The national controversy surrounding how to recognize individuals who fought for the Confederacy in the Civil War recently made its way to Hopkinton. In April’s Senior Center newsletter, the Hilltopper, there was a box noting culturally significant events for the month. One of the items referenced Confederate Memorial Day, an April holiday in several Southern states that honors those who fought against the Union.

Director of Senior Services Amy Beck explained that the item was “inserted and missed in the editing process,” a “mistake” that she fixed by removing the reference. She followed with an apology to newsletter recipients, a letter that also was posted on the town’s website.

“Neither I nor the Hopkinton Senior Center endorses commemorating any group that seeks to marginalize and oppress any minority group or community,” Beck wrote in her apology. “The observance mentioned in the newsletter does not reflect the values of the Hopkinton Senior Center or the Town of Hopkinton’s commitment to recognizing and opposing systemic racism, as put forth in the town’s pledge ‘to address systemic racism, social injustice, and inequity in the way we govern and provide services to our residents and businesses.’ I fully support this pledge not only as an individual but as the Director of Senior Services. Racism in any form should never be tolerated and has no place at the Senior Center or in Hopkinton.”

Beck promised that “stricter attention will be paid” to the editing process going forward.

Freedom Team hosts Pride Parade

The Hopkinton Freedom Team, in collaboration with the Hopkinton Youth Commission, is hosting Hopkinton’s first LGBTQIA+ Pride Parade on Saturday, June 26, from 2-3 p.m. at the Hopkinton High School outdoor track. The parade will consist of three laps around the track.

Organizers say various town organizations will participate in the event, which will be broadcast on HCAM.

The parade takes place during Pride Month, when events are planned that are “fun and upbeat gatherings centered around celebrating LGBTQIA+ people for who they are,” according to the Freedom Team website.

Smitha Ram, who is a member of both the Freedom Team and the South Asian Circle of Hopkinton, designed the colorful poster for the event. It features people marching while holding rainbow flags.

For more information and to register to walk or watch — advance registration is required for either — visit hopkintonfreedomteam.org or email proudmanfreya@gmail.com.
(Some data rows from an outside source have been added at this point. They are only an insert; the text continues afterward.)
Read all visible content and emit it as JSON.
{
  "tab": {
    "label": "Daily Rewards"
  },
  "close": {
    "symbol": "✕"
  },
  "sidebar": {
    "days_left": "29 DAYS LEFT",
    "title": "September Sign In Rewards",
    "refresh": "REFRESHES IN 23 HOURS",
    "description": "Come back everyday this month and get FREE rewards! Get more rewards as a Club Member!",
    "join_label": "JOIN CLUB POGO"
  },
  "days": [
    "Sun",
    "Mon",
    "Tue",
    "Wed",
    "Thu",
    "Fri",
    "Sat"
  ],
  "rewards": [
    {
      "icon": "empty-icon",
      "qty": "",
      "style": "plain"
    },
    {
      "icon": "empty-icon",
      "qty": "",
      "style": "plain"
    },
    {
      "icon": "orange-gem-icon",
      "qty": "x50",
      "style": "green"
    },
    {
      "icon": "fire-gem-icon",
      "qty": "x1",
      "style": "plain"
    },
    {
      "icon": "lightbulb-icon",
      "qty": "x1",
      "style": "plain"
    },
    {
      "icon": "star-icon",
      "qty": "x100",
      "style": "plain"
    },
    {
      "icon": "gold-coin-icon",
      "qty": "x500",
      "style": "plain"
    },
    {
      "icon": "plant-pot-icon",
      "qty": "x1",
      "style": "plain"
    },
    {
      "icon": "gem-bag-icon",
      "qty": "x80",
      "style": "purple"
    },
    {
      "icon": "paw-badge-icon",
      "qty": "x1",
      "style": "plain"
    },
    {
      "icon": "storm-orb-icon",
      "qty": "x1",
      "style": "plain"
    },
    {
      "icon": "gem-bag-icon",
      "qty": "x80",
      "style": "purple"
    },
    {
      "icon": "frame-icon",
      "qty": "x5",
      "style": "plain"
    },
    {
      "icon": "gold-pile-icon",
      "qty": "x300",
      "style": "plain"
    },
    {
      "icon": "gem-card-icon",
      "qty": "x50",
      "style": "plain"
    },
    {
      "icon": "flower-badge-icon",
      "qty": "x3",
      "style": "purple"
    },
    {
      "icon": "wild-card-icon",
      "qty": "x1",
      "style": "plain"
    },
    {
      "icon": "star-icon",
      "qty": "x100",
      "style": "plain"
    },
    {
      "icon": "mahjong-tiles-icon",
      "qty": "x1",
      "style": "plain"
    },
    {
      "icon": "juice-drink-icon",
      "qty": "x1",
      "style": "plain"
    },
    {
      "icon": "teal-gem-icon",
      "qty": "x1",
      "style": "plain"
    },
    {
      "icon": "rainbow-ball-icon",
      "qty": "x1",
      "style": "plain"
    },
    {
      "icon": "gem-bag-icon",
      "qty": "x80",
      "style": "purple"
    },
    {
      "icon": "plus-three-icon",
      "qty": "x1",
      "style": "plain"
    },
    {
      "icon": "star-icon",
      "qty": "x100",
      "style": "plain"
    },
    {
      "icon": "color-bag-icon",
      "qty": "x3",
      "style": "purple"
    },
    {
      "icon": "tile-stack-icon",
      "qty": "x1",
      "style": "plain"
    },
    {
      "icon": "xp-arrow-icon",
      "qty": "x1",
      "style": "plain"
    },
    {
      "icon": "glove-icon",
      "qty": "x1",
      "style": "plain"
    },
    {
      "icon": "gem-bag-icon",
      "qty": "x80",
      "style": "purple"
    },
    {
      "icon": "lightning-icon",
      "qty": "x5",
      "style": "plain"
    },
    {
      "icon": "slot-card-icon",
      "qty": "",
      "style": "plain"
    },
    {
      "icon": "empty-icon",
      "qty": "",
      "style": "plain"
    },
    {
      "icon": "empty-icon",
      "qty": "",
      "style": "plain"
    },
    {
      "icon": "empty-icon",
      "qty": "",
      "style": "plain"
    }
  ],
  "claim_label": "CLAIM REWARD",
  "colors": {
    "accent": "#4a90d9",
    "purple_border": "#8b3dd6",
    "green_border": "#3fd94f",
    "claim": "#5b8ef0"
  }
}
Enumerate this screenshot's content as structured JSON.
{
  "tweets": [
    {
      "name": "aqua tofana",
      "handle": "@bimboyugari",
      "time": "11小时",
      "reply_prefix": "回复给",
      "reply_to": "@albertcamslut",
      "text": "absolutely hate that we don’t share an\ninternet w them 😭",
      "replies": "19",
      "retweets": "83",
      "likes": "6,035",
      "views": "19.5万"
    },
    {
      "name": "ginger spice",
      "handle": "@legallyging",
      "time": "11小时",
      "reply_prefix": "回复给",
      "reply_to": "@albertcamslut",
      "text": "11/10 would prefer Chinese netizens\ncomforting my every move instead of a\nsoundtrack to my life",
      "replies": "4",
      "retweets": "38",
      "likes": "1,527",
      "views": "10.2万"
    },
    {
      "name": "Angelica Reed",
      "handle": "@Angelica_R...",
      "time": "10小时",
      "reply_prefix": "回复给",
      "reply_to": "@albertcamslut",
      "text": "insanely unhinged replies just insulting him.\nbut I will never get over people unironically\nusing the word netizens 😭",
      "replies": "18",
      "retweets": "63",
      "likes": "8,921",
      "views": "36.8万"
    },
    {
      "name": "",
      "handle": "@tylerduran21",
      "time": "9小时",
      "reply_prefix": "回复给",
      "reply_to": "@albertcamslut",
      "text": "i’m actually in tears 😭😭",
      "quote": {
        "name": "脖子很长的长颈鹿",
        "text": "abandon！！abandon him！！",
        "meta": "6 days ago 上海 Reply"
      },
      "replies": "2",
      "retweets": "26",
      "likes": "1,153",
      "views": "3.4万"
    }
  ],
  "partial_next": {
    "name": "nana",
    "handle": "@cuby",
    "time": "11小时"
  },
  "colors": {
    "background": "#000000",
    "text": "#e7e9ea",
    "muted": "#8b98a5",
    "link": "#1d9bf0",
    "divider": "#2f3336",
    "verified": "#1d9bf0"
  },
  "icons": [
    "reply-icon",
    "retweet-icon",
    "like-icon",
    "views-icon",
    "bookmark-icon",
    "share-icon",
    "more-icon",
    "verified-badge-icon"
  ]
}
Pride Parade poster
The inaugural LGBTQIA+ Pride Parade will take place June 26 at the Hopkinton High School outdoor track.